Mohammed Sohail, chief executive officer at Topline Securities agreed with the viewpoints. “Growth in exports along with dollar remittances would be affected,” he said. “However, if oil prices fall sharply, it will be a blessing.”
Global oil prices tumbled more than 22% since April.
And, alone in August they fell 20% compared to the corresponding month a year earlier, despite severe US sanctions on oil exports from Iran and Venezuela.
Prices of non-oil commodity prices have also been declining or remained flat since the middle of last year, as consumption has been curtailed.
The global economy is in the midst of the deepest slowdown since 2015 and in many cases since 2009, according to local media.
However, it is believed that the US economy is still strong and if headwinds created by the trade war between the US and China can be avoided, the global economy can extend its expansionary phase for quite sometimes.
Economist Ashfaque Hasan Khan said the world is heading towards another great recession like of 2007/08.
He believed that lower oil prices could curb the country’s import bill, but they would “drive a further deterioration in the current account gap in times ahead”.
“If the oil prices in the Opec (Organisation of the Petroleum Exporting Countries) continue to decline, they will drive down real economic activity and soften demand for expatriate manpower, which will ultimately put negative impacts on remittance receiving countries like Pakistan,” Khan, a member of the state-run Economic Advisory Council said.
“Exports are likely to suffer due to slowdown in global trade and external demand.

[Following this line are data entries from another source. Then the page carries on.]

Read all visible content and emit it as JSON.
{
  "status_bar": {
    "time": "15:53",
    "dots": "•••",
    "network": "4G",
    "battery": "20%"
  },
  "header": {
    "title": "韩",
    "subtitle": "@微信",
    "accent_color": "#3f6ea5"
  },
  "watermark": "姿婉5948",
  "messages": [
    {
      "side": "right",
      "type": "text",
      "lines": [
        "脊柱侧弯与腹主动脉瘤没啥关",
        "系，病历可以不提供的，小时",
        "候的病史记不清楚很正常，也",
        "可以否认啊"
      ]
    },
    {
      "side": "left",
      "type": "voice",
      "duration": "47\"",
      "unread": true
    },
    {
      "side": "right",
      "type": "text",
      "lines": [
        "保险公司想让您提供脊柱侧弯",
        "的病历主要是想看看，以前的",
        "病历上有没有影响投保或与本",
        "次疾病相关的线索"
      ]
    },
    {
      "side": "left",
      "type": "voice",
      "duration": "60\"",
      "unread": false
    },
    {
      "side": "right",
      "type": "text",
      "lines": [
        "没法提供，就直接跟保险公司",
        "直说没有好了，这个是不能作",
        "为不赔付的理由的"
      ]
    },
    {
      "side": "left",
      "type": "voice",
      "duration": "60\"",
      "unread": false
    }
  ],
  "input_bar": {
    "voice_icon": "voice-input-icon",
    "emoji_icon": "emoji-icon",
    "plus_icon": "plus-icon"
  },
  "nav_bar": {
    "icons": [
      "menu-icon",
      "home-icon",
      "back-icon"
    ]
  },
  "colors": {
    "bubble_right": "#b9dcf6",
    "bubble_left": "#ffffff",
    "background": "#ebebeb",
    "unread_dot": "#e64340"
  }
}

The prolonged weakness in exports will not be in favour of the external current account.” Falling exports is one of the biggest issue faced by the country’s economy.

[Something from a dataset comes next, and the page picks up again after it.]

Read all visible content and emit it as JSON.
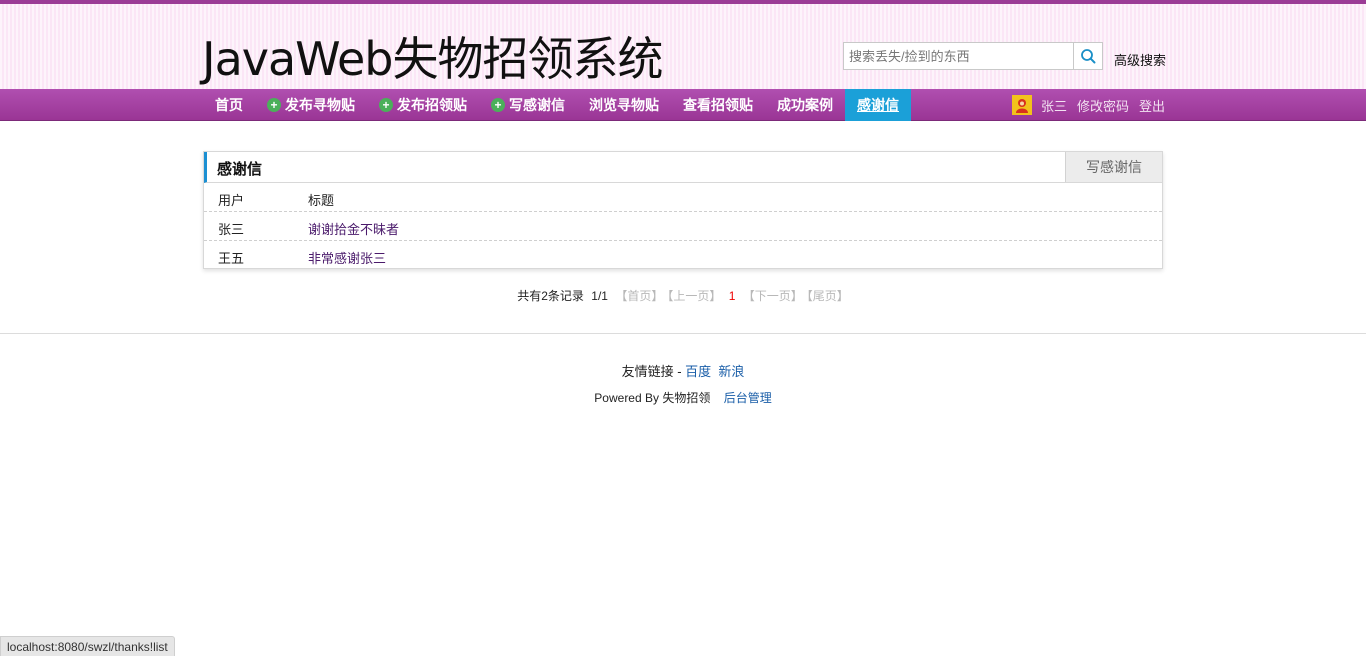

Exports posted a dismal performance during the last fiscal year as they fell 1% to $22.97bn in FY2019.
Remittances, however, rose 9.68% to $21.841bn in the last fiscal year.
The current account deficit fell 32% to $13.587bn in FY2019 compared with $19.897bn in preceding fiscal year.
The government is projecting the current account deficit to reduce further in FY2020, on the back of an expected better export performance, containment of import payments and continued momentum in workers’ remittances.
“However, downside risks persist in the wake of a slowdown in global economy, attributed to escalated trade war between US-China and uncertainty in Europe,” the central bank said in a report.
Growth fell to 3.3% in the last fiscal year from 5.5% a year earlier. “Economic pickup will be gradual and painful, especially after unpopular reforms taken by this government,” analyst Yaqoob Abubakar from Tresmark, an application that tracks financial markets said.
“Geopolitical tension between India and Pakistan, agricultural loss due to heavy rains and lack of financial aid may further slow down recovery.”
Bilal Khan, a senior economist at Standard Chartered Bank said softer global growth outlook poses additional risks to Pakistan as the country looks to rebalance its external sector, particularly efforts to increase exports.
“We expect growth in Pakistan to slow to 2% in FY2020 on the back of tighter fiscal and monetary policies and structural reforms.” Hasan Khan underscored a need of economic stimulus to calm fears of global recession. “I think there is no need for any further tight monetary policy,” he added. “The central bank must consider downward revision in the interest rates to protect the economy from suffocation.”
Khan of Standard Chartered, however, expects the SBP to maintain the policy rate at 13.25% through the current fiscal year – even as global central banks adopt more accommodative stance.
“Given the IMF (International Monetary Fund) programme’s focus on macroeconomic stabilisation, we believe fiscal and monetary space to boost growth may remain limited in the near-term,” he added.
Pakistan agreed to a $6bn IMF’s loan last month.
Muhammad Yaqub, the central bank’s former governor said Pakistan has an insignificant share in world export trade and with appropriate exchange rate and fiscal policies its exports growth can be maintained.
“Pakistan’s economic problems are of its own creation and their resolution basically depends on domestic structural economic reforms rather than what happens to the global economy,” Yaqub said.
“Even if it is assumed that global economic recession is likely to develop in the foreseeable future, its impact on Pakistan economy is likely to be minimum and its performances will basically continue to be driven by its policies to reduce the budget and balance of payments deficits.”
Yaqub said the flow of direct foreign investment is determined by the investment environment, security and economic policies rather than by developments abroad.